The European Parliament is currently looking at car "language." More specifically, it is considering the issue of whether vehicles should communicate with each other via mobile networks or via WiFi. A decision on this issue is expected this summer. While it is pending, automakers and digital technology companies are highlighting the advantages of mobile communications.
Traffic lights that are both phased and connected
At the 5G Automotive Association's annual meeting, to be held in Berlin on May 23, 2019, Deutsche Telekom plans to show how connected traffic light systems can improve the flow of traffic. In such arrangements, traffic lights communicate with vehicles. In the near future, more and more cars will be partially or completely autonomous. Such cars will need to connect with more than just traffic lights and traffic signs. They will also need to be able to connect with other cars, for direct exchanges of sensor data. But policymakers and the automotive industry have not yet been able to agree on which wireless technology should be used for such purposes: cellular or WiFi? This debate is not new; the following two wireless technologies have been available for vehicle-to-vehicle (V2V) communications for some time now:
- Cellular-V2X (C-V2X), based on the LTE mobile communications standard and then, at some later date, on 5G
- Dedicated short-range communication (DSRC), based on the IEEE 802.11p automobile-specific WiFi standard. In Europe, DSRC also goes by the name of "ITS-G5."
The issue is further complicated in that automakers have not been able to agree among themselves on this issue. VW, for example, is planning to equip its new Golf models with WiFi technology as of 2020, while BMW, Audi, PSA and Ford are leaning toward C-V2X. China, unlike the EU, has already opted completely for C-V2X, and it plans to require all vehicles to be so equipped as of 2025. The telecommunications industry, for its part, has united behind C-V2X. Chipmakers are currently attempting to circumvent the problem by developing chipsets that would support both technologies. That approach is expensive, however.
Safety-critical – guaranteed quality
With regard to the transmission links involved, reliability is just as important as high quality. A simple example illustrates why. Suppose several trucks, closely spaced in a line, are moving at speed on an autobahn. If the first truck's sensors detect an obstacle on the road, the following trucks need to be alerted, reliably and within fractions of a second. All the trucks will be able to brake in time – and in synch, so no collisions occur – only if the communications between them are both fast and reliable. With C-V2X, standardized minimum performance requirements can apply, covering both transmission time and reliability. With WiFi, however, transmission quality can vary – for example, if many different vehicles are communicating over the network being used. "With WiFi, it is thus not possible to predict how reliable such truck-to-truck data exchanges will be," Springer noted. "And yet, in many types of situations, reliability is a safety-critical factor."
802.11p has been available for some time now, while C-V2X emerged only in 2018

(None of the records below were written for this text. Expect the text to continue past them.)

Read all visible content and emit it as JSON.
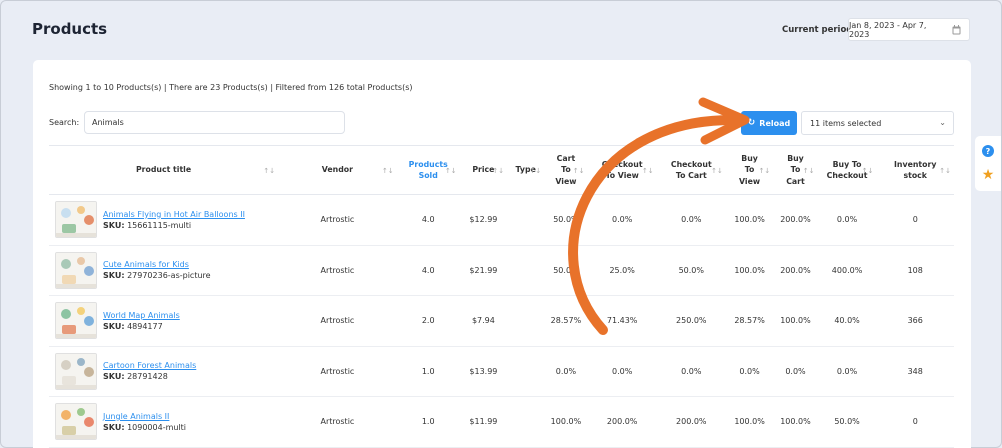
{
  "page": {
    "title": "Products"
  },
  "period": {
    "label": "Current period:",
    "value": "Jan 8, 2023 - Apr 7, 2023",
    "icon": "calendar-icon"
  },
  "summary": "Showing 1 to 10 Products(s) | There are 23 Products(s) | Filtered from 126 total Products(s)",
  "search": {
    "label": "Search:",
    "value": "Animals"
  },
  "toolbar": {
    "reload_label": "Reload",
    "reload_icon": "refresh-icon",
    "items_selected": "11 items selected"
  },
  "colors": {
    "accent": "#2c8fee",
    "arrow": "#e8722a",
    "background": "#e9edf5"
  },
  "table": {
    "headers": [
      {
        "key": "title",
        "lines": [
          "Product title"
        ]
      },
      {
        "key": "vendor",
        "lines": [
          "Vendor"
        ]
      },
      {
        "key": "sold",
        "lines": [
          "Products",
          "Sold"
        ],
        "active": true
      },
      {
        "key": "price",
        "lines": [
          "Price"
        ]
      },
      {
        "key": "type",
        "lines": [
          "Type"
        ]
      },
      {
        "key": "c2v",
        "lines": [
          "Cart",
          "To",
          "View"
        ]
      },
      {
        "key": "ch2v",
        "lines": [
          "Checkout",
          "To View"
        ]
      },
      {
        "key": "ch2c",
        "lines": [
          "Checkout",
          "To Cart"
        ]
      },
      {
        "key": "b2v",
        "lines": [
          "Buy",
          "To",
          "View"
        ]
      },
      {
        "key": "b2c",
        "lines": [
          "Buy",
          "To",
          "Cart"
        ]
      },
      {
        "key": "b2ch",
        "lines": [
          "Buy To",
          "Checkout"
        ]
      },
      {
        "key": "stock",
        "lines": [
          "Inventory",
          "stock"
        ]
      }
    ],
    "rows": [
      {
        "name": "Animals Flying in Hot Air Balloons II",
        "sku_label": "SKU:",
        "sku": "15661115-multi",
        "vendor": "Artrostic",
        "sold": "4.0",
        "price": "$12.99",
        "type": "",
        "c2v": "50.0%",
        "ch2v": "0.0%",
        "ch2c": "0.0%",
        "b2v": "100.0%",
        "b2c": "200.0%",
        "b2ch": "0.0%",
        "stock": "0"
      },
      {
        "name": "Cute Animals for Kids",
        "sku_label": "SKU:",
        "sku": "27970236-as-picture",
        "vendor": "Artrostic",
        "sold": "4.0",
        "price": "$21.99",
        "type": "",
        "c2v": "50.0%",
        "ch2v": "25.0%",
        "ch2c": "50.0%",
        "b2v": "100.0%",
        "b2c": "200.0%",
        "b2ch": "400.0%",
        "stock": "108"
      },
      {
        "name": "World Map Animals",
        "sku_label": "SKU:",
        "sku": "4894177",
        "vendor": "Artrostic",
        "sold": "2.0",
        "price": "$7.94",
        "type": "",
        "c2v": "28.57%",
        "ch2v": "71.43%",
        "ch2c": "250.0%",
        "b2v": "28.57%",
        "b2c": "100.0%",
        "b2ch": "40.0%",
        "stock": "366"
      },
      {
        "name": "Cartoon Forest Animals",
        "sku_label": "SKU:",
        "sku": "28791428",
        "vendor": "Artrostic",
        "sold": "1.0",
        "price": "$13.99",
        "type": "",
        "c2v": "0.0%",
        "ch2v": "0.0%",
        "ch2c": "0.0%",
        "b2v": "0.0%",
        "b2c": "0.0%",
        "b2ch": "0.0%",
        "stock": "348"
      },
      {
        "name": "Jungle Animals II",
        "sku_label": "SKU:",
        "sku": "1090004-multi",
        "vendor": "Artrostic",
        "sold": "1.0",
        "price": "$11.99",
        "type": "",
        "c2v": "100.0%",
        "ch2v": "200.0%",
        "ch2c": "200.0%",
        "b2v": "100.0%",
        "b2c": "100.0%",
        "b2ch": "50.0%",
        "stock": "0"
      }
    ]
  },
  "side_tab": {
    "icons": [
      "help-icon",
      "star-icon"
    ]
  }
}
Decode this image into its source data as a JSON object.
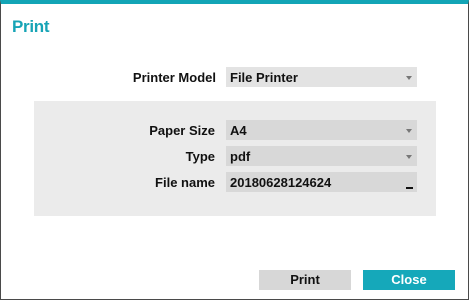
{
  "dialog": {
    "title": "Print"
  },
  "printer_model": {
    "label": "Printer Model",
    "value": "File Printer",
    "icon": "chevron-down-icon"
  },
  "paper_size": {
    "label": "Paper Size",
    "value": "A4",
    "icon": "chevron-down-icon"
  },
  "type": {
    "label": "Type",
    "value": "pdf",
    "icon": "chevron-down-icon"
  },
  "file_name": {
    "label": "File name",
    "value": "20180628124624"
  },
  "buttons": {
    "print_label": "Print",
    "close_label": "Close"
  },
  "colors": {
    "accent": "#15a8ba",
    "field_bg": "#e3e3e3",
    "panel_bg": "#ebebeb",
    "button_bg": "#d7d7d7"
  }
}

Supporters in the WiFi camp are not focussing solely on performance, however. They emphasize that 802.11p technologies are available and already well-tested. For this reason, they assert, autonomous-vehicle functionalities can be on the road sooner if they rely on WiFi technology. The 5G Automotive Association (5GAA) is expecting the first series-production vehicles equipped with LTE-V2X to reach the market by 2020, however. The first cars equipped with the 5G-V2X standard could then be rolling by 2023. What's more, it notes, the backwards-compatibility of existing mobile communications standards would enable vehicles with different standards to communicate with each other.
In any event, vehicles with 802.11p technology will also be equipped for cellular communication – if they lacked cellular functionality, a second network infrastructure would have to be installed along roads, simply for the purpose of transmitting data between vehicles at greater distances from each other and to central IT systems. Springer added, "millions of connected cars already use mobile networks for a wide range of traffic applications, because such networks are already in place, and they are continually being expanded and upgraded." The applications involved include safety applications such as alerts warning about congestion (especially the ends of traffic jams) and disabled vehicles, and the eCall automated emergency response system, which has been required since March 2018 for all vehicles newly registered in the EU.